The cover photo of the new ‘Mining the Past’ book was taken in 1918 by Eddy McGrath, a Canadian soldier and Anne Hickey’s grandson, while on leave in Ireland. The woman and child in the photo are still to be identified, but are possibly Lizzie Ryan, 40 years, and a niece, located at what is now The Eagle’s Nest, Dolla.

New ‘Mining the Past’ book launched in Dolla

THE commendable 11th volume of ‘Mining the Past’ was launched at The Eagle's Nest in Dolla recently.

Silvermines Historical Society's annual journal is once again packed with a range of chapters, photographs and poems that will appeal to a widespread readership.

Fittingly, the book opens with a chapter on mining. In ‘Sinking the Knight Shaft’, Denis Gleeson transports the reader back to a time when North Tipperary was plagued with high unemployment, low paid jobs and emigration. This changed in 1968 with the opening of the Mogul mine, an operation that gave employment to more than 500 people, for whom the wage bill over a 14-year period amounted to some 33 million pounds. At its centre was the Knight Shaft, named after HW Knight of Consolidated Mogul, Canada. The operation was not without its setbacks, most tragically of course being the deaths of five miners who worked at Mogul.

In the centenary year of the burning of Castle Otway, Paddy Ryan charts the local dynasty that descended from Cromwellian officer John Otway. In its early years the Otway estate measured some 5,000 acres stretching to Latteragh, Borrisoleigh and elsewhere.


There is a chapter as fascinating as it is macabre when Michael O’Brien documents the cillín – or children’s grave – at Capparoe Cross. The local Tidy Towns committee used a dolmen to mark its presence in 2016. Michael tells us that this cillín was probably in use between the period 1600 and 1900 and was just one of many similar burial places in the parish.

There are further gems of local history to savour in Liam Gleeson's account of the at times difficult journey to school in Ballinaclough through fields and laneways during the 1950s.

Poignantly, this volume of Mining the Past also features an appreciation to an annual contributor to the series over the last 11 years, Tim Boland, who sadly passed away in 2022. Also featured is an article written by Tim as part of his 2004 MA, in which he looked at the comparatively better experience of the Great Famine in Ballinaclough, thanks largely thanks to the Bayly family, who went far beyond the call of duty to ease the hardship on the people of the townland during those harrowing years.

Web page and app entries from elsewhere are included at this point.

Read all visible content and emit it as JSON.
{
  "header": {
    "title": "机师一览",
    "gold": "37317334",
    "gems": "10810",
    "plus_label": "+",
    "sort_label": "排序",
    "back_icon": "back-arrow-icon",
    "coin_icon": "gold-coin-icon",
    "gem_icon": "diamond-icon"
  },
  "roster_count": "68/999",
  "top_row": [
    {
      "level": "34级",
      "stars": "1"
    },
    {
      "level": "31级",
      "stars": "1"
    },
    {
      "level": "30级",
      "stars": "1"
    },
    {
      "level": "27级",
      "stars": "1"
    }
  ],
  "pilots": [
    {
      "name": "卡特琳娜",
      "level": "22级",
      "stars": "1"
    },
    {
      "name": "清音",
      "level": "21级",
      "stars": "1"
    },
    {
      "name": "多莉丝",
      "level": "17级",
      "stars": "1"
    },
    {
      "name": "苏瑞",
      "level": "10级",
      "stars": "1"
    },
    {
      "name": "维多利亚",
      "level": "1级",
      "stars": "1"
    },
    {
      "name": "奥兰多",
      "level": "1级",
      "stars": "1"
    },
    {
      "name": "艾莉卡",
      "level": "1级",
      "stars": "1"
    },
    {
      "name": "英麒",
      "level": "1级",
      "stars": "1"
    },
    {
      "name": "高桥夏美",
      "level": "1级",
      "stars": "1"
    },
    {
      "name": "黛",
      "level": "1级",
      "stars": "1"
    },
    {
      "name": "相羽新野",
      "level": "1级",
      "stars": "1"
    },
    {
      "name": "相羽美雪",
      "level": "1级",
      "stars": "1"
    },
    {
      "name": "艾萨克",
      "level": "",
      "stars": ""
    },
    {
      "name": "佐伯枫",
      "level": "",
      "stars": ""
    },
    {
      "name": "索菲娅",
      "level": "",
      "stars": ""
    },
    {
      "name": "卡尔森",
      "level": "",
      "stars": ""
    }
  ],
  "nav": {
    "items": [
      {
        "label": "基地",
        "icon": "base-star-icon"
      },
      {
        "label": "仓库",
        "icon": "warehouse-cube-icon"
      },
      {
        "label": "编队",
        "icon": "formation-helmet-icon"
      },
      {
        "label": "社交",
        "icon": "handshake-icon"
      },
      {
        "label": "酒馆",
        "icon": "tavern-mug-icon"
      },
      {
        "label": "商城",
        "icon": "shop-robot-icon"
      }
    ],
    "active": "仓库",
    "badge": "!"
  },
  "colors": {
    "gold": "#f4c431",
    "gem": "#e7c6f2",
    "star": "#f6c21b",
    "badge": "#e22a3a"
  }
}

On the theme of sport, Paddy Ryan (C) profiles the ‘Friarfield Colossus’, 6 foot 5 Martin Kennedy of Curreeny, without doubt one of the greatest throwing athletes of his day, the 1920s. Paddy outlines how this local man could well have enjoyed Olympic success, such was his ability.

Another regular contributor to this series, Cáit Logue brings to the 11th volume a truly remarkable account of the abduction of a young female by a man who thought he could obtain her fortune through forced marriage. Hard to comprehend now, such occurrences were not rare in the nineteenth century and Cáit here relates a local example with the abduction of Hanna Cleary in Toomevara in 1854.

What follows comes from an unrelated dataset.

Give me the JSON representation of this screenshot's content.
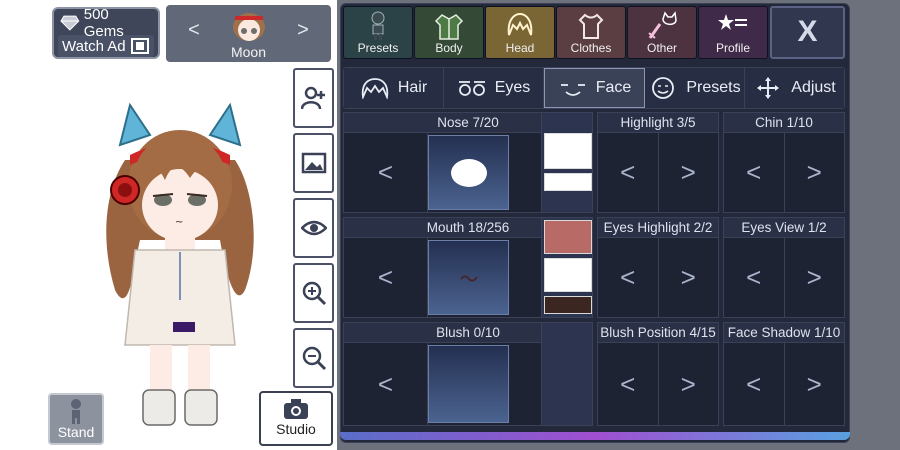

Ireland's struggle for freedom and unity is brought to life in these pages in Patrick J Ryan's account of how his father Paddy Ryan Lacken, then aged 22, shot dead the notorious District Inspector Biggs in an ambush at Coolboreen in 1921.

Fulfilling the SHS mission statement of collecting and preserving history and folklore that would otherwise be lost, Damian John Gleeson looks at some of the many Gleeson nicknames of the North Tipperary. On the one hand humorous, the author points out that this study is important as our knowledge of these nicknames - and indeed those of the Ryans and Kennedys - has begun to diminish.

Stories of faction fighting at the Silvermines fair and elsewhere in the locality are conveyed by Patsy Feehily and John Kennedy. Fr Nicholas Madden contributes an article on hedge schools, inspired by such a school that once flourished near Burgess graveyard.

As with previous volumes, a key theme of the 11th journal is emigration and ‘Mines descendants living abroad seeking to connect with their ancestral homeland. An example of that here is Canadian William McGrath, who availed of the assistance of Silvermines Historical Society to trace his forebears, and used DNA testing to find that he is a cousin of Silvermines publican Tom Hickey.

There is also a rich vein of social history in these pages, typified in Una Egan's study of the activities and local knowledge of county council-employed roadmen from the 1920s to the '80s. The above is merely a taste of what there is to savour in the new volume of 'Mining the Past'.

Printed by Guardian Print in Nenagh, the book is out now in local shops, priced at €10.